What you return must be the lines of the data that hold the word "chrome".
═════ Data shown
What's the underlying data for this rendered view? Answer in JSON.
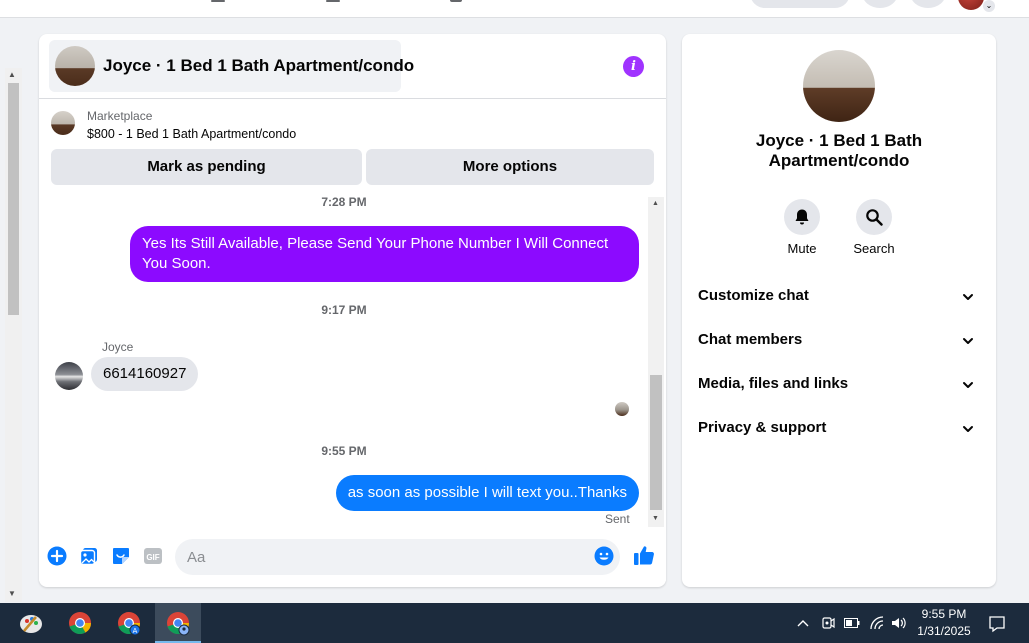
{
  "conversation": {
    "title": "Joyce · 1 Bed 1 Bath Apartment/condo",
    "info_icon": "info-icon"
  },
  "marketplace": {
    "label": "Marketplace",
    "listing": "$800 - 1 Bed 1 Bath Apartment/condo",
    "mark_pending_label": "Mark as pending",
    "more_options_label": "More options"
  },
  "messages": [
    {
      "type": "timestamp",
      "text": "7:28 PM"
    },
    {
      "type": "outgoing",
      "text": "Yes Its Still Available, Please Send Your Phone Number I Will Connect You Soon.",
      "color": "#8c0aff"
    },
    {
      "type": "timestamp",
      "text": "9:17 PM"
    },
    {
      "type": "incoming",
      "sender": "Joyce",
      "text": "6614160927"
    },
    {
      "type": "timestamp",
      "text": "9:55 PM"
    },
    {
      "type": "outgoing",
      "text": "as soon as possible I will text you..Thanks",
      "color": "#0a7cff",
      "status": "Sent"
    }
  ],
  "composer": {
    "placeholder": "Aa",
    "icons": [
      "plus-circle-icon",
      "photo-icon",
      "sticker-icon",
      "gif-icon",
      "emoji-icon",
      "thumbs-up-icon"
    ]
  },
  "sidebar": {
    "title": "Joyce · 1 Bed 1 Bath Apartment/condo",
    "actions": [
      {
        "label": "Mute",
        "icon": "bell-icon"
      },
      {
        "label": "Search",
        "icon": "search-icon"
      }
    ],
    "sections": [
      {
        "label": "Customize chat"
      },
      {
        "label": "Chat members"
      },
      {
        "label": "Media, files and links"
      },
      {
        "label": "Privacy & support"
      }
    ]
  },
  "taskbar": {
    "time": "9:55 PM",
    "date": "1/31/2025",
    "apps": [
      "paint-app-icon",
      "chrome-icon",
      "chrome-profile-a-icon",
      "chrome-profile-icon"
    ]
  },
  "colors": {
    "accent_purple": "#8c0aff",
    "messenger_blue": "#0a7cff",
    "info_purple": "#a033ff"
  }
}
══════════
__Expected answer__:
      "chrome-icon",
      "chrome-profile-a-icon",
      "chrome-profile-icon"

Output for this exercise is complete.